Salen or bust.
During the race the roads were open, but caps well and truly doffed to the coastguard guys who drove up and down the road with their blue lights on keeping everyone safe.
I passed Bex on the way back down the loop as she made her way up the hill, and she looked about as good as I felt. I made it through the first 5K at a reasonable-for-me pace, and then the hangover struck back and the worst headache I can remember kicked in. 5K to about 8K was pretty flat and I battled on with the field thinning out until about 10K where there was the only real hill of the route which spaced things out even more.
10K came up in about 57 minutes which I was delighted with, but I had no idea if I could keep it up. I was hoping to average 6min / Km but that would mean trying to keep at more or less that pace. Luckily at this point I caught up with two folk from Glasgow and I kept up with them as we chatted for the next couple of K before they started to pull away.

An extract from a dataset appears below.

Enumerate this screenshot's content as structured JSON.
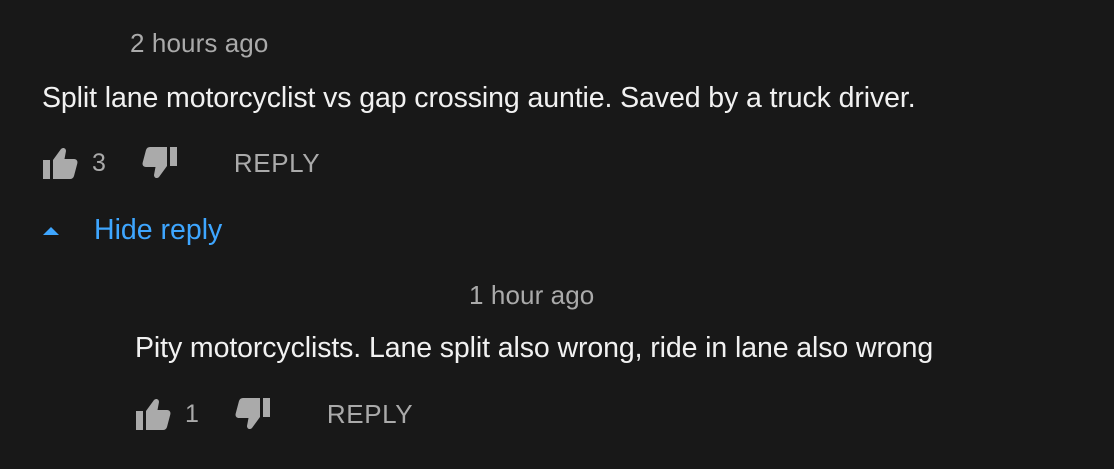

Hitting the psychological wall.
The next bit was weird, mentally weird. On a long, straight bit my new found running buddies headed out of sight in front of me and a look over the shoulder revealed I couldn’t see anyone behind either. Given the great turnout and what I thought was my decent pace this was strange and I found out that although my legs were up to the task my brain wasn’t quite as on-point. When your only friends are the mile markers and you don’t think you’re running THAT quickly it gets pretty depressing, or boring, whatever, it wasn’t fun. I plodded along in my own hungover misery until about 5 k to go then had a wee word with myself… This is just a park run now, less than half an hour to go. GET A GRIP.
Salvation came off in the distance as I saw a girl that had overtaken me a while back. Running is so much easier when you have something to focus on, and I focused on catching her. About 2K from Salen I managed that and set about making it to the finish. The last few hundred meters to the finish line is uphill, and as I got to the bottom of this I caught something out of the corner of my eye as the girl I’d overtaken moved to get her own back.
Nooooooo. Not another fast finish.
I should have let her go, I should have just enjoyed the last part of the race but.. well.. I’m stubborn and so I accelerated up the hill and across the line as best I could. Yay, 3 seconds in front, go me.
Keeping the paramedics on their toes.
I collected my medal and had some water then collapsed in a heap on the grass to catch my breath. Must have looked splendid, because one of the race medical staff came across to ask if I was OK.
Yeah, more or less. I didn’t dare look at my watch to see what my time was. Before the race I was hoping for under 2:15 with some crazy idea of being under 2 hours. I knew the middle bit of the race had killed any thoughts of the latter. Still hopeful I’d made the former though. Had I managed it in 2:07:00 meaning 6min/Km.
You’re on the edge of your seat reading this, aren’t you!!
Well, Yes. I did. Exactly 6min/Km. I’d done 57 something for the first 10K, then 1:03 something for the next. I was happy enough with that. Bex arrived shortly afterwards having beaten her target too. A good GinRunners day all round. Keen to get rid of us as quickly as possible the awesome organisers put on extra busses too. As a result we made it to Craignure in time for the earlier ferry back to Oban. Of course the post race festivities continued on the island.
Bloody hell were we glad to see Mabel though. A major nap in the Corran Halls carpark was required before heading to Wetherspoons for a celebratory slab of steak.
While we were on Mull we were told about the Hebridean Tri-Island challenge, which is basically a Half or 10K on Mull, Coll and Tiree. That’ll be three dates for next year’s calendar then.
Think we may do the 10K version though 😉